REQUIRED WORK
Go through the records line by line. Report how many lines contain "window", with nothing else.

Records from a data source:
Content starts

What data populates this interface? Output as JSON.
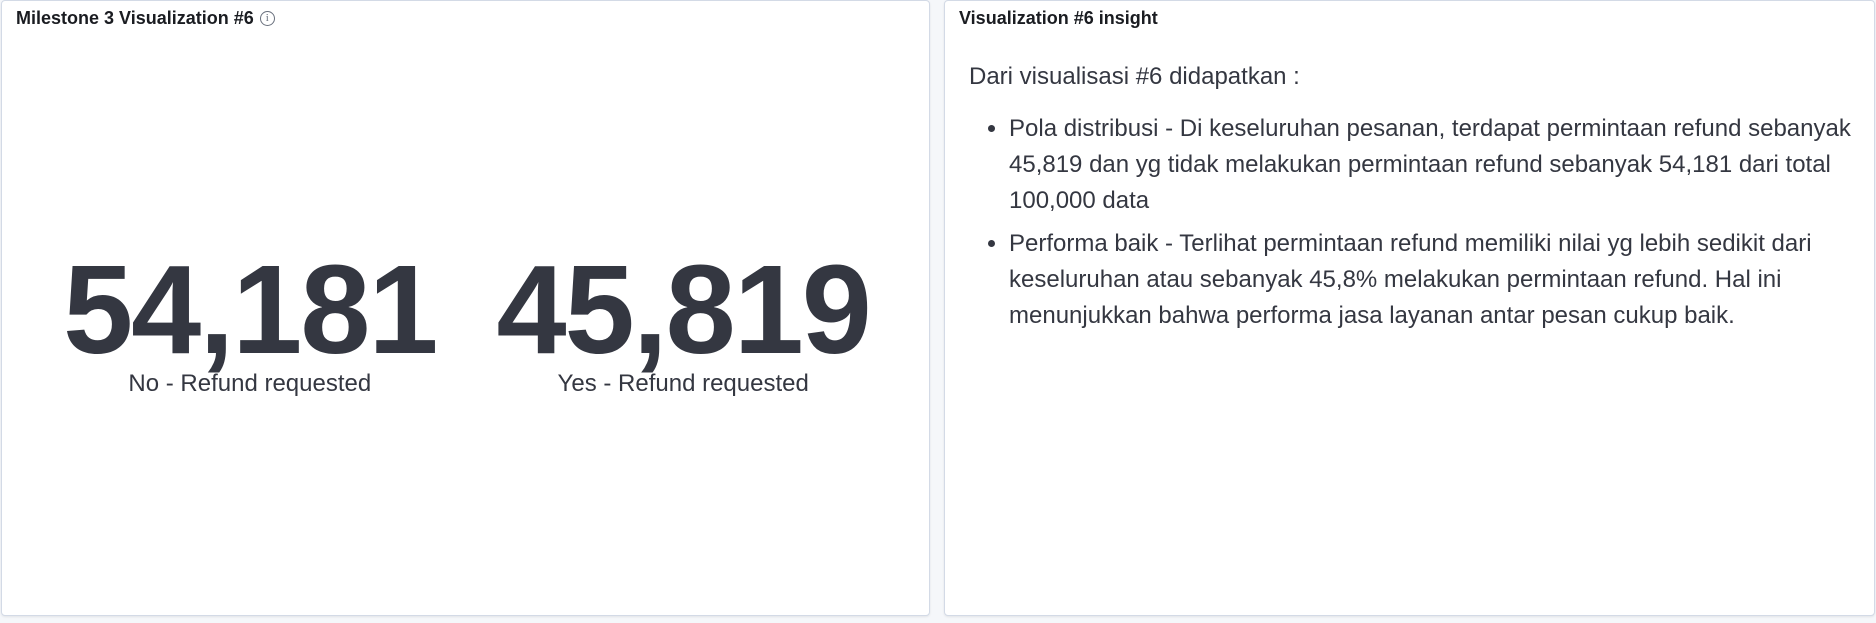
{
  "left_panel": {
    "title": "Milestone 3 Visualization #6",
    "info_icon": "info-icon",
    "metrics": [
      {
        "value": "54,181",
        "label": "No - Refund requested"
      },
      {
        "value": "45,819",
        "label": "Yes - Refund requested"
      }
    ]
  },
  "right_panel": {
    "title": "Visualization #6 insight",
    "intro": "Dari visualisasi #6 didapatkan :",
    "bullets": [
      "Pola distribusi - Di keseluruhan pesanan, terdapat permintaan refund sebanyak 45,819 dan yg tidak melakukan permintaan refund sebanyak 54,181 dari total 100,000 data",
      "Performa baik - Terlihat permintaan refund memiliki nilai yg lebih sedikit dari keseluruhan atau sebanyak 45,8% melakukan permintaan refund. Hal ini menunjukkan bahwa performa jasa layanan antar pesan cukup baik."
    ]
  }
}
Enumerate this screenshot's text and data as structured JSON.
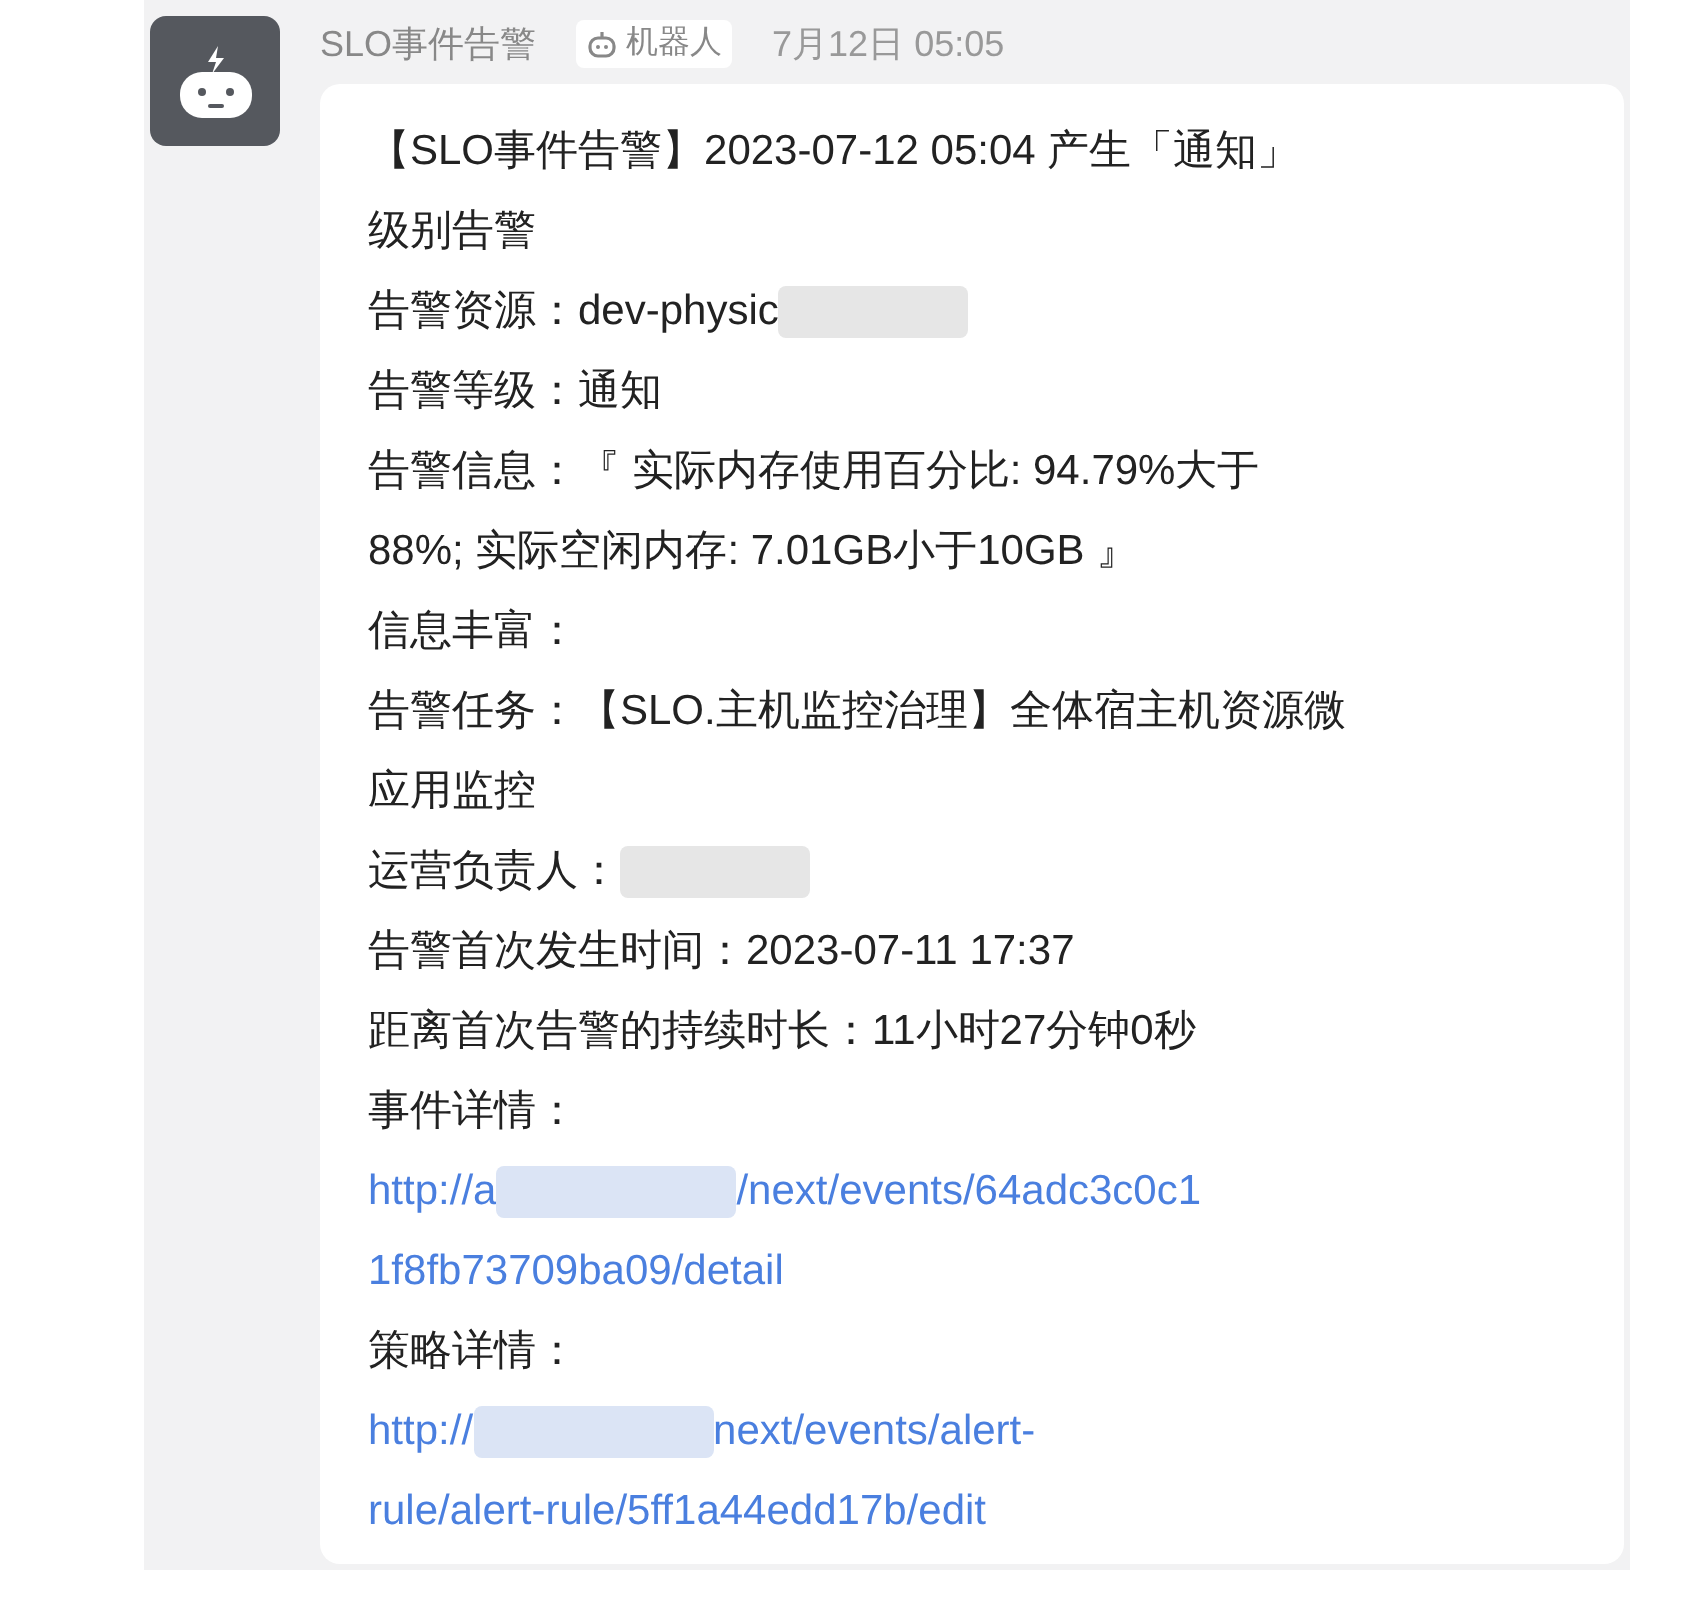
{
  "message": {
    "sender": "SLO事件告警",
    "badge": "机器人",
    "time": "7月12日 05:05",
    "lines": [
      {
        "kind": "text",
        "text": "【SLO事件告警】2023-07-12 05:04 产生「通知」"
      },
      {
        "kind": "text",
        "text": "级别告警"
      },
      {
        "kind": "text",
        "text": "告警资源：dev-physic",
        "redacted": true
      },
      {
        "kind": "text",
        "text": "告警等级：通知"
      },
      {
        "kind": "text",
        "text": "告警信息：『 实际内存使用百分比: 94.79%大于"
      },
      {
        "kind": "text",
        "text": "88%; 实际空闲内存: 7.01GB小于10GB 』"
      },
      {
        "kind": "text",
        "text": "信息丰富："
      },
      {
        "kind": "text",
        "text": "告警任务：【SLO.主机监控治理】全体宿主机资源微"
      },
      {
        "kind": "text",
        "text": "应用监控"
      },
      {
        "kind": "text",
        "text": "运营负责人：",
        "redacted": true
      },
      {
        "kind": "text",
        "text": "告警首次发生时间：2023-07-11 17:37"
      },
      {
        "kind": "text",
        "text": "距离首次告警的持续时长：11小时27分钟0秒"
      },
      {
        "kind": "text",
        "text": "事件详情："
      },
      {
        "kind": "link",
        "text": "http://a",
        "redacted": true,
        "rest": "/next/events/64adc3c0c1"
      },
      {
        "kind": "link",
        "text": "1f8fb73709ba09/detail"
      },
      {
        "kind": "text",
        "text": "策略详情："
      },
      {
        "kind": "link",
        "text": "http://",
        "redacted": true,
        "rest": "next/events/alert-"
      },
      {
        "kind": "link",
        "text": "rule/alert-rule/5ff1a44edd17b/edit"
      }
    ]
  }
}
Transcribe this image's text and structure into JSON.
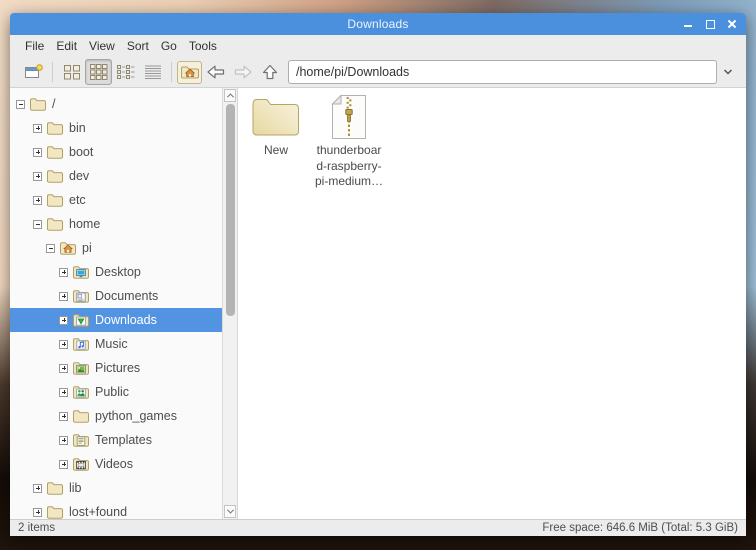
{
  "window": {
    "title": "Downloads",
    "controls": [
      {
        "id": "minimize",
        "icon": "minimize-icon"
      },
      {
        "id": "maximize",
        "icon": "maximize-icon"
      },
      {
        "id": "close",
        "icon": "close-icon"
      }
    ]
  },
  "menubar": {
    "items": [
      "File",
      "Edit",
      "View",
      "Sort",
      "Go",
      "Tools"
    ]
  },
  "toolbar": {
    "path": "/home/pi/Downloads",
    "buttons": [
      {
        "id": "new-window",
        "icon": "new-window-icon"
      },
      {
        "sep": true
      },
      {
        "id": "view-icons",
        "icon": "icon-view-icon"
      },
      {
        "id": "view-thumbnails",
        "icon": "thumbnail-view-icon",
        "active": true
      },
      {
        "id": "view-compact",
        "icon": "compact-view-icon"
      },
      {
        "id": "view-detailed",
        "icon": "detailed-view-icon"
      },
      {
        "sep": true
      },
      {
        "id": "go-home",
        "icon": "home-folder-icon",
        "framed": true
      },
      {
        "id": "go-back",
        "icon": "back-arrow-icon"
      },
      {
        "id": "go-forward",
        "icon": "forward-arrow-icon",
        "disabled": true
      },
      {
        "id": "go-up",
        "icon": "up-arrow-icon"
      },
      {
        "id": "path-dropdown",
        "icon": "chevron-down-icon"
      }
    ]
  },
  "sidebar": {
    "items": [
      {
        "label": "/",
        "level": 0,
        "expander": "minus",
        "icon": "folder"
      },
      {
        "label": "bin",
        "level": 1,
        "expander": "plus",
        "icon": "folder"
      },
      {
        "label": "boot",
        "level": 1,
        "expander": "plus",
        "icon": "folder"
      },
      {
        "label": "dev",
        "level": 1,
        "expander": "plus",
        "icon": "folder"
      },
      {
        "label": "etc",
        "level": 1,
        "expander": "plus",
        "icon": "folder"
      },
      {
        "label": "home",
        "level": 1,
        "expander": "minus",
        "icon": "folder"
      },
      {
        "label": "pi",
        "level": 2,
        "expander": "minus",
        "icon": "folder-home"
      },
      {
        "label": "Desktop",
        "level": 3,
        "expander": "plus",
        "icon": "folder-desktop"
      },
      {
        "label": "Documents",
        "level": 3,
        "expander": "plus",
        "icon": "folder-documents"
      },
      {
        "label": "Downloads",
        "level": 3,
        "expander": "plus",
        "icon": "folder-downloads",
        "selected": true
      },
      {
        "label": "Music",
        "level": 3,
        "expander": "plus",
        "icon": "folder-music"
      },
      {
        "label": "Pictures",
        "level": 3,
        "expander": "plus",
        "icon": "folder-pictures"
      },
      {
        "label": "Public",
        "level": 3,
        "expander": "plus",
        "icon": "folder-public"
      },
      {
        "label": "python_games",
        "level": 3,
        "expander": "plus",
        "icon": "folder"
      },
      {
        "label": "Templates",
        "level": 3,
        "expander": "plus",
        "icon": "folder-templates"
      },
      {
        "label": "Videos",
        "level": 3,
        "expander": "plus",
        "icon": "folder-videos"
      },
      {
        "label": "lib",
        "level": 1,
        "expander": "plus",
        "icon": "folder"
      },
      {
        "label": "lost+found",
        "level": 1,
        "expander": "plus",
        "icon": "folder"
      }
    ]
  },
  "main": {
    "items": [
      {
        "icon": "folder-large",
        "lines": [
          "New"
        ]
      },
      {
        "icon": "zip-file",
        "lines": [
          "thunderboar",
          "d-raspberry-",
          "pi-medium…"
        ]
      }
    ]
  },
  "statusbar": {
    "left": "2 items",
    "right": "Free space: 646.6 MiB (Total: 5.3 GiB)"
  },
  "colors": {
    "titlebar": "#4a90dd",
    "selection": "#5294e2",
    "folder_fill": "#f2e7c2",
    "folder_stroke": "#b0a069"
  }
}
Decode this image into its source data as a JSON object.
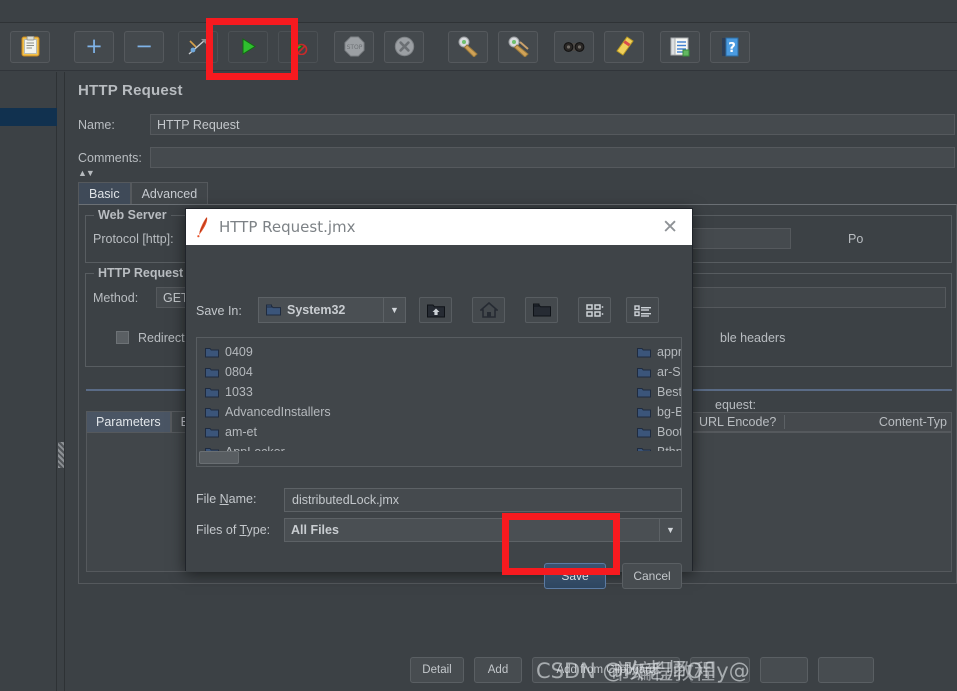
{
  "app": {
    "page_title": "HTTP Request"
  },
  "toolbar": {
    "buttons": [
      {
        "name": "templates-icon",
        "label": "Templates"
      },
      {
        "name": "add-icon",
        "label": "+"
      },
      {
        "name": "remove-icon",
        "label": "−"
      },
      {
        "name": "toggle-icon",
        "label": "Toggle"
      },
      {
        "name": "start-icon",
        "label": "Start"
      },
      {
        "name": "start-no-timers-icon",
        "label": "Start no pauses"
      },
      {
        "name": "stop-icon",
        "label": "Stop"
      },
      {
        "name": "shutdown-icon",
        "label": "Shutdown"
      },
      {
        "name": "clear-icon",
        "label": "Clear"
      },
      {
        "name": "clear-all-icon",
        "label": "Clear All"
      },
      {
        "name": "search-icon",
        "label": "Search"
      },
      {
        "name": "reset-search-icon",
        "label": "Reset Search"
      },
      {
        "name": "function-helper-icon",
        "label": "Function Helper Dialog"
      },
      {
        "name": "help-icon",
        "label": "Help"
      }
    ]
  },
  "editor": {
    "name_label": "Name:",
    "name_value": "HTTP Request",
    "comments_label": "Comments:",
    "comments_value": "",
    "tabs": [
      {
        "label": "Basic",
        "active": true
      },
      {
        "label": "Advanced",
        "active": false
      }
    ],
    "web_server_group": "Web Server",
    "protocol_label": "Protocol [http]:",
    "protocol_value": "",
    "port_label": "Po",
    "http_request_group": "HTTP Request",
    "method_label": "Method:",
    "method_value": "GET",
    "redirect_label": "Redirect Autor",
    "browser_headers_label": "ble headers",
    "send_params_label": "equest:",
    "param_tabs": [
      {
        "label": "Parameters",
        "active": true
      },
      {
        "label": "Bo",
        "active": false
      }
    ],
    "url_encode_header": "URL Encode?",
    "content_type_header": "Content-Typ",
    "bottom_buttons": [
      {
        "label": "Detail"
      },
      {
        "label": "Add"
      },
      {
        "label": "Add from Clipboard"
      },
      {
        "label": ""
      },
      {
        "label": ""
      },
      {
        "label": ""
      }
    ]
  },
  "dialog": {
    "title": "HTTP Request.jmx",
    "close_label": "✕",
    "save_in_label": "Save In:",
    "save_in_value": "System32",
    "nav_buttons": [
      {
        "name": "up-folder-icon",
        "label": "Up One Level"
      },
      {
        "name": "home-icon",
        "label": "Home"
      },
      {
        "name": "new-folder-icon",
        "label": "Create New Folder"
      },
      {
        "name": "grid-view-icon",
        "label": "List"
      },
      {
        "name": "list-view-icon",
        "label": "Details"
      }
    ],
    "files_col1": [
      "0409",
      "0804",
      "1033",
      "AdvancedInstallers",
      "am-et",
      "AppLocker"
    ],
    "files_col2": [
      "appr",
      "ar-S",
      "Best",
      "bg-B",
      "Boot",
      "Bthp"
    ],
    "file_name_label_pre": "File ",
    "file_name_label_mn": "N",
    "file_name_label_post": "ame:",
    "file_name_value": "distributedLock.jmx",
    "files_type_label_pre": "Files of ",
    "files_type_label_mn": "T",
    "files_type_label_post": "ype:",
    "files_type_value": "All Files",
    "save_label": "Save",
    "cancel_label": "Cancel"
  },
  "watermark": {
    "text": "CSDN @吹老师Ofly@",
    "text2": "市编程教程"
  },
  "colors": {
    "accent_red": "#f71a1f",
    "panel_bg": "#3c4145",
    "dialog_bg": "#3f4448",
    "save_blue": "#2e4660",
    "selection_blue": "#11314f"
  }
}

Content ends

OUTPUT
3